In the decision of Palmer v. Inhabitants of Blaine, 1917, 116 Me. 524, 102 A. 291, it is held: "Where a demurrer is not filed until the second term, and no leave to plead anew is granted, the defendant has no right too plead anew after the demurrer has been overruled. In such case judgment is to be entered for the plaintiff." See also Tibbetts v. Dr. D. P. Ordway Plaster Co., 117 Me. 423, 104 A. 809; Clark v. Boyd, 119 Me. 530, 112 A. 345; Tripp v. Park Street Motor Corp., 122 Me. 59, 63, 118 A. 793.
In the case of Clark v. Boyd, 119 Me. 530, 534, 112 A. 345, 347, after holding that the demurrer was properly overruled, the Court said: "The demurrer having been filed at the second term without reserving the right to plead over, the judgment should be final at the next term. Section 36, c. 87, R.S.: [Inhabitants of] Fryeburg v. [Inhabitants of] Brownfield, 68 Me. 145; Fox v. Bennett, 84 Me. 338, 24 A. 878; Rollins v. [Central Maine] Power Co., 112 Me. 175, 91 A. 837; Furbish v. Robertson, 67 Me.  38. Exceptions overruled. Final judgment for the plaintiff at the next term after the receipt of this mandate."
It is fundamental that in construing a statute the intention of the legislature should be ascertained and carried out. Acheson v. Johnson, 147 Me. 275, 86 A.2d 628. The history of a statute may help to indicate intent. Cushing v. Inhabitants of Town of Bluehill, 148 Me. 243, 92 A.2d 330; In re Knapp's Estate, 145 Me. 189, 194, 74 A.2d 217. A statute reenacted after a judicial construction is presumed to take the judicial construction. Bennett v. Bennett, 93 Me. 241, 44 A. 894.

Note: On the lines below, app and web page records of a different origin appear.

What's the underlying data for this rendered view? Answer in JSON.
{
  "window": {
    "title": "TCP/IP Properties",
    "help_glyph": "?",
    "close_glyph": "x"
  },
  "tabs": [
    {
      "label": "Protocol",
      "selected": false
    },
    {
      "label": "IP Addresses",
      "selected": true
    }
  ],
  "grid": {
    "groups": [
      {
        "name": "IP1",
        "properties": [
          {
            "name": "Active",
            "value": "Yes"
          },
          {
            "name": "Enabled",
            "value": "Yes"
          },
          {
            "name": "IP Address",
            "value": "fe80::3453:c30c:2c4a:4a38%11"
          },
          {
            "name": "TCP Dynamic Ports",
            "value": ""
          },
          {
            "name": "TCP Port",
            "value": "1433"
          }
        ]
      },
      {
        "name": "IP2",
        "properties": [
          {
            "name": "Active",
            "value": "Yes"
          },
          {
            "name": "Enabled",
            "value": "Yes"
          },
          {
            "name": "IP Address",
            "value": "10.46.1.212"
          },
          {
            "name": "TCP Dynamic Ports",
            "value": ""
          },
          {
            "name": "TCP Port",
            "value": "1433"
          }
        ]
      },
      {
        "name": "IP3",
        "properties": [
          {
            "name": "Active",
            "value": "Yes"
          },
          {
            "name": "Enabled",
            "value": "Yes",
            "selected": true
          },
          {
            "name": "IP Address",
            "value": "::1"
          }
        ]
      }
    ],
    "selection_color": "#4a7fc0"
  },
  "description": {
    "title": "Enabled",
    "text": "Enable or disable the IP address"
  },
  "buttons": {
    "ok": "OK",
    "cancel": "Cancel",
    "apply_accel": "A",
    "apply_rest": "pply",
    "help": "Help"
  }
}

The history of this statute has been carefully considered, with the history of amendments and the contemporaneous decisions, and the Court is of the opinion that the rule is established that a demurrer to the declaration in a civil suit may be filed at the first term, and if overruled, the defendant has the right to plead anew on payment of costs, unless the demurrer is "frivolous and intended for delay." If a demurrer is not filed until a later term, there must be a stipulation and court order permitting the defendant to plead over if overruled. If the right to plead anew has not been previously reserved and consent given by the Court and expressly or impliedly by the opposite party, at or before the time when demurrer is filed at the later term, the defendant may not plead anew when the demurrer is overruled, and judgment should be entered.

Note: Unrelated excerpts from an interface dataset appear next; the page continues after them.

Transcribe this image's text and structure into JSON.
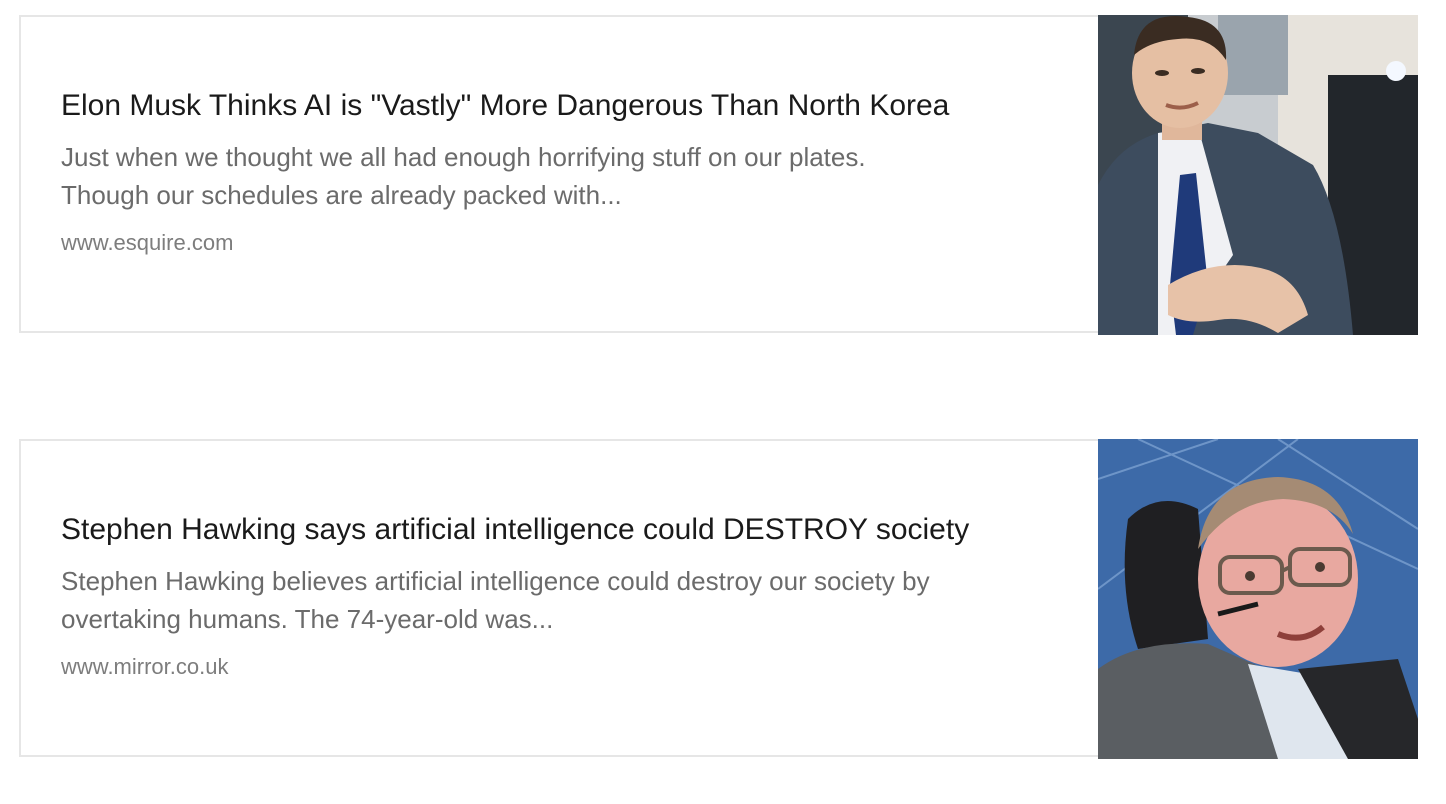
{
  "articles": [
    {
      "title": "Elon Musk Thinks AI is \"Vastly\" More Dangerous Than North Korea",
      "snippet_line1": "Just when we thought we all had enough horrifying stuff on our plates.",
      "snippet_line2": "Though our schedules are already packed with...",
      "source": "www.esquire.com",
      "thumbnail": "photo-man-in-suit-icon"
    },
    {
      "title": "Stephen Hawking says artificial intelligence could DESTROY society",
      "snippet_line1": "Stephen Hawking believes artificial intelligence could destroy our society by",
      "snippet_line2": "overtaking humans. The 74-year-old was...",
      "source": "www.mirror.co.uk",
      "thumbnail": "photo-man-with-glasses-icon"
    }
  ]
}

This is no new construction of the statute and no new rule. It is the construction that has been recognized by the lawyers of Maine for at least two generations. See Spaulding's Practice in Civil Actions (Portland 1881), Chapter XX. The legislature has not considered it necessary, in view of this well known judicial construction, to extend the statute by amendment when it has been reenacted.
In this case, the plaintiff must be heard, and the defendant is entitled to be heard, in damages. It is only such damages as may be proved, for which final judgment can be entered. Damages will be assessed either by the Court, by a jury, or by a master appointed by the Court. The plaintiff only has the right to demand a jury. Hanley v. Sutherland, 74 Me. 212; Cummings v. Smith, 50 Me. 568.

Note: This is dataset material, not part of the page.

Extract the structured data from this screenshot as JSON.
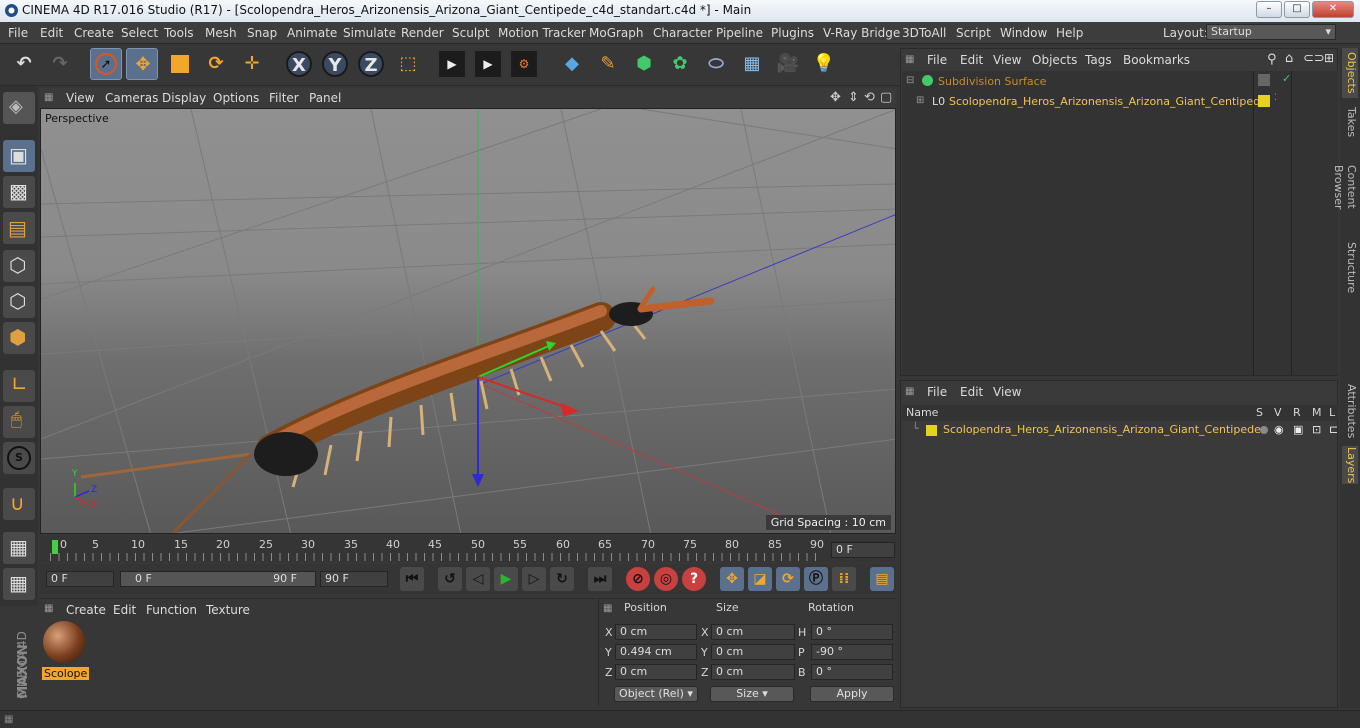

Exceptions sustained. Case remanded for entry of judgment for the plaintiff at the next term and for assessment of damages.